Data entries
◆ ◆ ◆ ◆ ◆
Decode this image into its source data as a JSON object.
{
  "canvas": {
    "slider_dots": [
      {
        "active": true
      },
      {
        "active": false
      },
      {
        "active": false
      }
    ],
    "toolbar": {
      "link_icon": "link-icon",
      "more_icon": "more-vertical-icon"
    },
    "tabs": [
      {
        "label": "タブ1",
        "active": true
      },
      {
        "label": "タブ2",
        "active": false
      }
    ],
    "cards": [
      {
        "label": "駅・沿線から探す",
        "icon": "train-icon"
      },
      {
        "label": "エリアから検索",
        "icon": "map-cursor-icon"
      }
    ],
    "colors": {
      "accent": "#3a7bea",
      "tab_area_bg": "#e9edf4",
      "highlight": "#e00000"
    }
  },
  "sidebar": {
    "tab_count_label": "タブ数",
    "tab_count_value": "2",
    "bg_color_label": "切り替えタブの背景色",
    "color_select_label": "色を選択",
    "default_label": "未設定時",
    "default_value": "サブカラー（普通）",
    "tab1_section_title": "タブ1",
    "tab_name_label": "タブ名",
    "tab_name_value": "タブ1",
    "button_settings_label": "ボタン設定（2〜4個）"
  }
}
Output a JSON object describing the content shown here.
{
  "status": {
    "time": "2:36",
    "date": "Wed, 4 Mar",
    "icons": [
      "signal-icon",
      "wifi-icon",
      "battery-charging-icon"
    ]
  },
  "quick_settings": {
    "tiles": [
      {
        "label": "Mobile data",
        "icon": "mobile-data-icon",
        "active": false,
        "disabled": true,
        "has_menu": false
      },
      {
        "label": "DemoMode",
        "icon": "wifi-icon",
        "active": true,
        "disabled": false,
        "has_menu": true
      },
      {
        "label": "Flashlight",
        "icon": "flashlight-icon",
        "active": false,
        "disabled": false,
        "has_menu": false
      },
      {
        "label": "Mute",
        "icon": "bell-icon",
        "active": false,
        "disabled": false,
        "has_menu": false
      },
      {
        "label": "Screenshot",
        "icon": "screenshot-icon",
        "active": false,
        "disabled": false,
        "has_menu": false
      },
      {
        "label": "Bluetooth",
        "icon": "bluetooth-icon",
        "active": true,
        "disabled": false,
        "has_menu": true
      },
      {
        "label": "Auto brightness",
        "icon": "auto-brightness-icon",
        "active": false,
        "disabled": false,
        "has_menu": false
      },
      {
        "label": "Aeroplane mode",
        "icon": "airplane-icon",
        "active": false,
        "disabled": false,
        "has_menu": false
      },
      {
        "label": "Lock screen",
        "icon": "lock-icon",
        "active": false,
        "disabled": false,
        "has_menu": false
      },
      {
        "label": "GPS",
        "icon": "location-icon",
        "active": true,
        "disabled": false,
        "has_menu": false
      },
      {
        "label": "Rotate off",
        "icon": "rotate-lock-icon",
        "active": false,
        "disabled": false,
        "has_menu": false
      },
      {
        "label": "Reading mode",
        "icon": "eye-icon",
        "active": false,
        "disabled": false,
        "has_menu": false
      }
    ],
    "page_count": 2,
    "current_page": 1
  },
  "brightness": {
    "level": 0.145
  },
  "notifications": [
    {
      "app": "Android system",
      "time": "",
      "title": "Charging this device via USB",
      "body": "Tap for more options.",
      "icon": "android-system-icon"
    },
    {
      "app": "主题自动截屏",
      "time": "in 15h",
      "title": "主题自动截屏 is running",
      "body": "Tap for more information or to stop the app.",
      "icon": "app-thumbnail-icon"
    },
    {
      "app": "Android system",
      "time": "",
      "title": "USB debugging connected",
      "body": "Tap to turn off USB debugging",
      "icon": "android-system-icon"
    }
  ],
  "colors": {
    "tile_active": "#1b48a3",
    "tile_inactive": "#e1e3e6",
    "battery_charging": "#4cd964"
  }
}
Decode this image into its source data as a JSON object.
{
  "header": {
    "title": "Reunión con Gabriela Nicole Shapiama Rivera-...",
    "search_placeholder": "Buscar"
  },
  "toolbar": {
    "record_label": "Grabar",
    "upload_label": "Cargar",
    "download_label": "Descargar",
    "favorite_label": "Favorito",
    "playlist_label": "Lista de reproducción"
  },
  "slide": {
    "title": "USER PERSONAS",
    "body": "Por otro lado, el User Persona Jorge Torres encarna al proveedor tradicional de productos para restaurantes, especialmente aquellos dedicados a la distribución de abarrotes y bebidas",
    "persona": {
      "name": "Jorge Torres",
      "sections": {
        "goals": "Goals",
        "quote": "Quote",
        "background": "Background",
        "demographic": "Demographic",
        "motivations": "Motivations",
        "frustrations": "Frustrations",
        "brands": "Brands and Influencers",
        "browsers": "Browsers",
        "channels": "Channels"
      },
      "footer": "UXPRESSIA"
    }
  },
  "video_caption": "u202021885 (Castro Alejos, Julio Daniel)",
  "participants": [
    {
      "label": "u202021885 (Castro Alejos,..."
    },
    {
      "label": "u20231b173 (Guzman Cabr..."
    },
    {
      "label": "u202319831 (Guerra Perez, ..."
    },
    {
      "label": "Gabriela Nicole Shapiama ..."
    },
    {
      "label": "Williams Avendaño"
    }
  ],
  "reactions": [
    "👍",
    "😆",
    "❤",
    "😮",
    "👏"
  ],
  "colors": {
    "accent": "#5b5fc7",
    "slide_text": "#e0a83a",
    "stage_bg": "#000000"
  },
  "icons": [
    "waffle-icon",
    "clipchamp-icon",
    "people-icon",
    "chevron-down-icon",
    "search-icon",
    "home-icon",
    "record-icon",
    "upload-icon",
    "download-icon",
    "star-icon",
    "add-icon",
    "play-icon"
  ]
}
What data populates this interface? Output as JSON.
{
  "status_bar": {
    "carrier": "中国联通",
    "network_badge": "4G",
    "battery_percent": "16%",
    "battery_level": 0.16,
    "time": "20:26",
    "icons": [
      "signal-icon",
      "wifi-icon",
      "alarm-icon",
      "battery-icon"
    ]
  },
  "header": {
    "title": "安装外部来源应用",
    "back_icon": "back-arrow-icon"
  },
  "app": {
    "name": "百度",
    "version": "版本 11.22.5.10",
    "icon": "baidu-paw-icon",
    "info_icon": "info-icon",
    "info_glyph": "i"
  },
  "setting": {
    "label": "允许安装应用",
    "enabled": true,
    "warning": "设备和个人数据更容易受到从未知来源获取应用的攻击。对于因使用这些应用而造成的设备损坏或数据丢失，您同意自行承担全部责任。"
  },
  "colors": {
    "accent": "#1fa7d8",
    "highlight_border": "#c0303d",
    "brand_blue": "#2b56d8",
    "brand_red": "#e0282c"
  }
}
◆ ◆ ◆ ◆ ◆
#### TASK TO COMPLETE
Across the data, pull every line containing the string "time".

#### TASK OUTPUT
    "time": "2:36",
      "time": "",
      "time": "in 15h",
      "time": "",
    "time": "20:26",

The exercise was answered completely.